Hydrogen production from natural gas while capturing the CO2 in a solid form (solid carbon) is making a development. The hydrogen production technology company Rotoboost has been granted approval in principle by a leading classification society Lloyd’s Register (LR) for its innovative pre-combustion carbon capture system known as Rotobox.
The system uses natural gas onboard ships and coverts it into hydrogen and solid carbon prior to combustion. This type of hydrogen production is also known as turquoise hydrogen and the scientific method is called thermocatalytic decomposition (TCD).
Rotoboost’s technology – the pre-combustion Carbon Capture System (CCS) Rotobox utilizes TCD and works as it converts part of the natural gas fuel supply into hydrogen and graphite with a liquid catalyst.
The converted hydrogen from the CCS can be used as an add-on fuel mixed with natural gas. The graphite or solid carbon has market value and could be sold for additional revenue.
The turquoise hydrogen combines the best of green and blue hydrogen production as it uses natural gas available today and prevents the emission of CO2, usually released directly into the atmosphere, by turning the carbon dioxide into a solid form.
Rotoboost’s process is said to significantly reduce CO2 emissions, particulate matter and methane slip, along with overall carbon emissions by up to 100%, depending on the heating method used.
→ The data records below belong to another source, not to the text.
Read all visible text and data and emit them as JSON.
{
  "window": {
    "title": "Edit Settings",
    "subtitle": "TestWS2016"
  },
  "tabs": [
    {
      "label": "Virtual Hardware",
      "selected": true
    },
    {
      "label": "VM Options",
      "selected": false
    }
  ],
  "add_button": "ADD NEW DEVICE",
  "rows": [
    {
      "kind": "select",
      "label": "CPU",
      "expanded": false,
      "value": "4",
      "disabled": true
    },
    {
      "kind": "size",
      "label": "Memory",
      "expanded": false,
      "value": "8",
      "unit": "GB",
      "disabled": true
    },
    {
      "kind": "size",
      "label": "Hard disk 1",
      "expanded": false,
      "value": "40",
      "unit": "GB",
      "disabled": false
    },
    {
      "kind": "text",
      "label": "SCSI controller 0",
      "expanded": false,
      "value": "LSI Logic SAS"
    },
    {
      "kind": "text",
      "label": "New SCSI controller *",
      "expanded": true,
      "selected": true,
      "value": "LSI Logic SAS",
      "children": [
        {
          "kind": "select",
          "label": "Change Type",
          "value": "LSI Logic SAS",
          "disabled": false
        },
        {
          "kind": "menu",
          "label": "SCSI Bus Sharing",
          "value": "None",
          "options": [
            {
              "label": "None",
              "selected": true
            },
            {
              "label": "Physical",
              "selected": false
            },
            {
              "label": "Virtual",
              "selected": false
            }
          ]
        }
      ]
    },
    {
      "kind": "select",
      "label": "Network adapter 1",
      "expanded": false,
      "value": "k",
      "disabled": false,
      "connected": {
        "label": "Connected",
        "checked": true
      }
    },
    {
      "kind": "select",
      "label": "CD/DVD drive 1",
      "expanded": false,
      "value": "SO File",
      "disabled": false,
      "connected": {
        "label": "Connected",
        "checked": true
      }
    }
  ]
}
“We are delighted to present the shipping industry with a novel approach to tackle emissions without compromising cargo efficiency and overall economy. Our technology introduces a new perspective on fossil fuels, demonstrating how they can be equally green when used innovatively. In addition to hydrogen as a green blend-in fuel, our byproduct, pyrolytic graphite, is also an excellent battery-grade anode material for electric cars and green steel production,” explained Kaisa Nikulainen, Rotoboost Chief Executive Officer.
She also added that the technology demonstrates great potential for cost-effective production of green methanol and ammonia in land-based facilities, which further provides the shipping industry with other low-carbon fuel options.